What the task requires
Every line that contains "icon" must be located and copied from the data.

Supplied information START

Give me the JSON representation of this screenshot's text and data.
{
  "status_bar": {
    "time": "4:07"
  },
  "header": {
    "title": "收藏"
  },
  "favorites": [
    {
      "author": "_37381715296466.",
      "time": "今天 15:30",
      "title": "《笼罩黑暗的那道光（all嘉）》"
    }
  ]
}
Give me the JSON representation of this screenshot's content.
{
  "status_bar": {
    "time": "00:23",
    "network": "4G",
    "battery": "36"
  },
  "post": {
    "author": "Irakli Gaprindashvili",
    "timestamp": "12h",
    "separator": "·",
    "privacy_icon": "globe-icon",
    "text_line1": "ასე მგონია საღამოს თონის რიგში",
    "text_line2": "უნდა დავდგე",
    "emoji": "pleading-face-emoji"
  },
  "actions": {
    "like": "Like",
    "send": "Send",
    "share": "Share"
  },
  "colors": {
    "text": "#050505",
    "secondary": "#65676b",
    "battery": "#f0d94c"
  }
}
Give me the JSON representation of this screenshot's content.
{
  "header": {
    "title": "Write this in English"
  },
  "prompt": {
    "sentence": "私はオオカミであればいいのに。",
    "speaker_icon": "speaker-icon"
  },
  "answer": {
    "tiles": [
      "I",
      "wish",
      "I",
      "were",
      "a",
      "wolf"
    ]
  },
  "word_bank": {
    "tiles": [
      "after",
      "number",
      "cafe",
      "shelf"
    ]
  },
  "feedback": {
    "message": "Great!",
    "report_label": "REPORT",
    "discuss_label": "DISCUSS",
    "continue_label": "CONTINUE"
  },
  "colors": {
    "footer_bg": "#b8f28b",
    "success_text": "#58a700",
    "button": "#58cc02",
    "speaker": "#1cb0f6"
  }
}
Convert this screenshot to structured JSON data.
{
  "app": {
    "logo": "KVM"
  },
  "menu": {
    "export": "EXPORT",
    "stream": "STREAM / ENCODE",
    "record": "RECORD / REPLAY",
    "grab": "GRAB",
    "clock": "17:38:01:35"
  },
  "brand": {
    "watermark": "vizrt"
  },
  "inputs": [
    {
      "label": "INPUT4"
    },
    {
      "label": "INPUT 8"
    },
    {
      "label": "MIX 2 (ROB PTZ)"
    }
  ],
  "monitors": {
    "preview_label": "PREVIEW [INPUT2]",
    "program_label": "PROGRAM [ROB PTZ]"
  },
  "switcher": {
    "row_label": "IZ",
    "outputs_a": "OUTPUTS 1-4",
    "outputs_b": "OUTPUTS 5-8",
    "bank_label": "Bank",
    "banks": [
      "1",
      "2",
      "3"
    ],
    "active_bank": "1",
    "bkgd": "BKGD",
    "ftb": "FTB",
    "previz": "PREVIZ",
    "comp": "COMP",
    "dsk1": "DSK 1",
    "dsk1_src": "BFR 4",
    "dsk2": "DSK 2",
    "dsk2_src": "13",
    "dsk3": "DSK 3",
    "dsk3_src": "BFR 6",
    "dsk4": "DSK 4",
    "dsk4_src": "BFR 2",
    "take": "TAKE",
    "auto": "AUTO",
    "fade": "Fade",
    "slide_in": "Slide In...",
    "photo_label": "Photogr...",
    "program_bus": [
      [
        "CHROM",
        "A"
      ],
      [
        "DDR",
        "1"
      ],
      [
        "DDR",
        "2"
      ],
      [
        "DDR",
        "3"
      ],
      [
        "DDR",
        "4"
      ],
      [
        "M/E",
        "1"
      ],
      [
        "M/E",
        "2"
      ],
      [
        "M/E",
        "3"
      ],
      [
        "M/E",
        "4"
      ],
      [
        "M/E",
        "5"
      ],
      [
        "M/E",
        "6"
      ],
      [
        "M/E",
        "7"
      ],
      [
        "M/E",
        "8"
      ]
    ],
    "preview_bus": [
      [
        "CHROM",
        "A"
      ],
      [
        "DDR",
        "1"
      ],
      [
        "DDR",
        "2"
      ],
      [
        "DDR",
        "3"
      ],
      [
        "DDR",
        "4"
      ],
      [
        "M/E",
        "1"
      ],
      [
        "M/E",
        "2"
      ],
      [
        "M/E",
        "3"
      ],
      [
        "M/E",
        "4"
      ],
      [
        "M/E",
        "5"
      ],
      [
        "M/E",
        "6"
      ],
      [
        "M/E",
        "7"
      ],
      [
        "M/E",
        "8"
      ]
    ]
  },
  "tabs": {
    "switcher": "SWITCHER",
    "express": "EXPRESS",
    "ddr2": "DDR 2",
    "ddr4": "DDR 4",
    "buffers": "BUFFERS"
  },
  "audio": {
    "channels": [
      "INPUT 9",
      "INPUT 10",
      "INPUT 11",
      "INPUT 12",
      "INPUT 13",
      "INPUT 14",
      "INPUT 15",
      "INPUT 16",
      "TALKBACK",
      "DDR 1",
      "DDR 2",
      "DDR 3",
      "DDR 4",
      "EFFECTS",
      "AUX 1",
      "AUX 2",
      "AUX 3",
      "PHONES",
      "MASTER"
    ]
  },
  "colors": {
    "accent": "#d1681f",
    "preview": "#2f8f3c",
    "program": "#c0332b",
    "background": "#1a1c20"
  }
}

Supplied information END

Exercise response
    "privacy_icon": "globe-icon",
    "speaker_icon": "speaker-icon"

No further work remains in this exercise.